Multi-room systems can be a very attractive option to potential tenants, as they provide the ability to set specific moods across the house both while relaxing or entertaining guests. If selling a furnished property, such a system is something that is definitely worth considering as a functional and stylish addition that few people have the time or knowledge to install. A media server will be required to maximise a multi-room audio system.
Lighting can completely alter the appearance and mood of a room. The quality of lighting and the ease with which it can be adjusted is therefore very important. Simple dimmer switches and additional lamps are an easy way to do this, but modern technology allows for far more dynamic systems to be used. When choosing a lighting system, the different activities which take place in a room must be considered. It is worth employing a specialist to help assess the requirements, although this can be very expensive. Intelligent lighting systems use information from exterior and interior light sensors to appropriately modify blinds and lights. These systems can be controlled using handheld remote controls or on wall mounted buttons, which tend to be more subtle and ultimately more stylish.
Lighting, music and visual entertainment are usually run in isolation from each other. Smart Systems aim to integrate these elements in order to save energy and improve the performance of each element. "Smart Homes" have been hailed as the homes of the future for decades and are slowly becoming a reality. Designing and installing such a system is best done as early as possible in the construction process, although large synchronised systems are not currently a practical reality. The most realistic option at the time of writing is a system which integrates all of the above elements, and independent consultancies will help you do this at a price.
Choosing a consultancy

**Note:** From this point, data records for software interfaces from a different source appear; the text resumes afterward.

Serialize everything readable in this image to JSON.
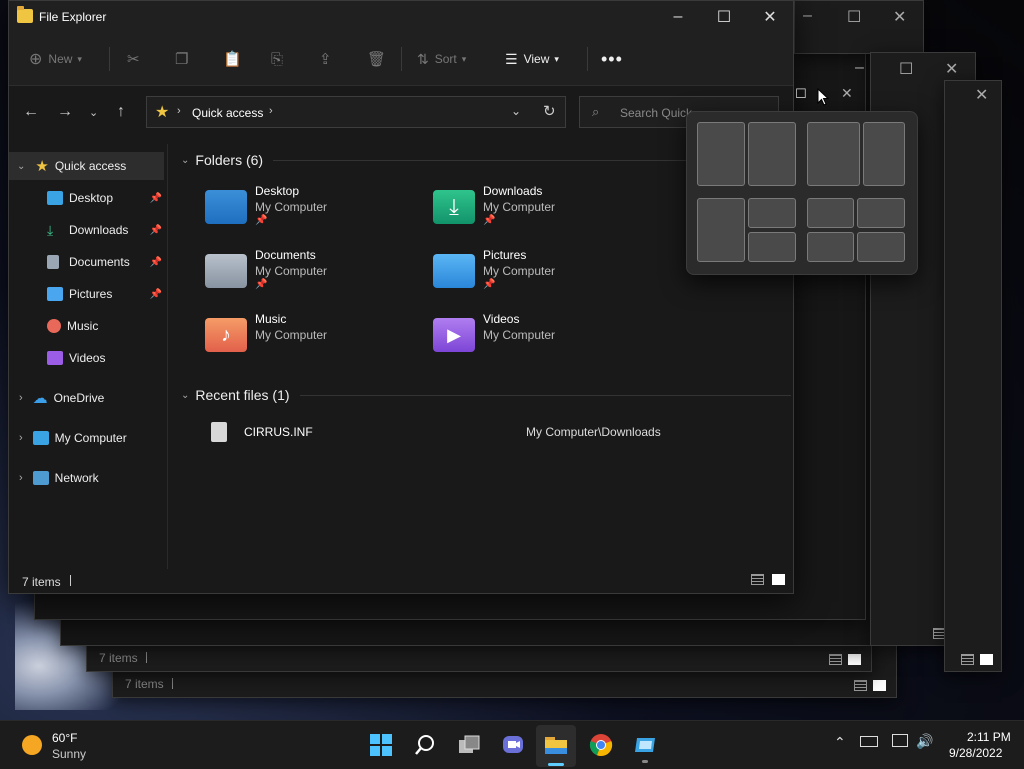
{
  "window": {
    "title": "File Explorer"
  },
  "toolbar": {
    "new": "New",
    "sort": "Sort",
    "view": "View"
  },
  "address": {
    "location": "Quick access"
  },
  "search": {
    "placeholder": "Search Quick"
  },
  "sidebar": {
    "quick_access": "Quick access",
    "items": [
      "Desktop",
      "Downloads",
      "Documents",
      "Pictures",
      "Music",
      "Videos"
    ],
    "onedrive": "OneDrive",
    "my_computer": "My Computer",
    "network": "Network"
  },
  "folders": {
    "header": "Folders (6)",
    "list": [
      {
        "name": "Desktop",
        "location": "My Computer"
      },
      {
        "name": "Downloads",
        "location": "My Computer"
      },
      {
        "name": "Documents",
        "location": "My Computer"
      },
      {
        "name": "Pictures",
        "location": "My Computer"
      },
      {
        "name": "Music",
        "location": "My Computer"
      },
      {
        "name": "Videos",
        "location": "My Computer"
      }
    ]
  },
  "recent": {
    "header": "Recent files (1)",
    "files": [
      {
        "name": "CIRRUS.INF",
        "path": "My Computer\\Downloads"
      }
    ]
  },
  "status": {
    "items": "7 items"
  },
  "taskbar": {
    "weather_temp": "60°F",
    "weather_desc": "Sunny",
    "time": "2:11 PM",
    "date": "9/28/2022"
  },
  "colors": {
    "accent": "#60cdff",
    "folder": "#f0c542",
    "background": "#191919"
  }
}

Research is of paramount importance before installing a large home entertainment system. The wiring and mounting of all equipment puts demands on the wiring and structure of the house. Any company that is to install equipment for you should check your home for compatibility before they sell you anything. Structural modifications and exterior wiring or installation may also be necessary and the conditions of tenancy agreements and registered deeds may not permit this. Sound can travel very large distances through buildings, and excessive noise from neighbours is an environmental health issue. The quality of sound insulation should therefore be tested, using a decibel meter, before considering a powerful system. Again, structural work may be required to insulate particular rooms against noise, which must comply with the tenancy agreement and deeds.
A good consultancy will be proud of their references and have examples of previous projects, so these should be offered as standard. Be sure to ask about their opinions and positions on trends and styles, as these change over periods of years rather than decades and a home entertainment system may be something you want to last longer than that. Minimalism is no longer in fashion and bespoke design is now a more commonly banded phrase, a company which emphasises such factors would be ideal if the property is to be a professional let, for example, but perhaps less suited to a family home.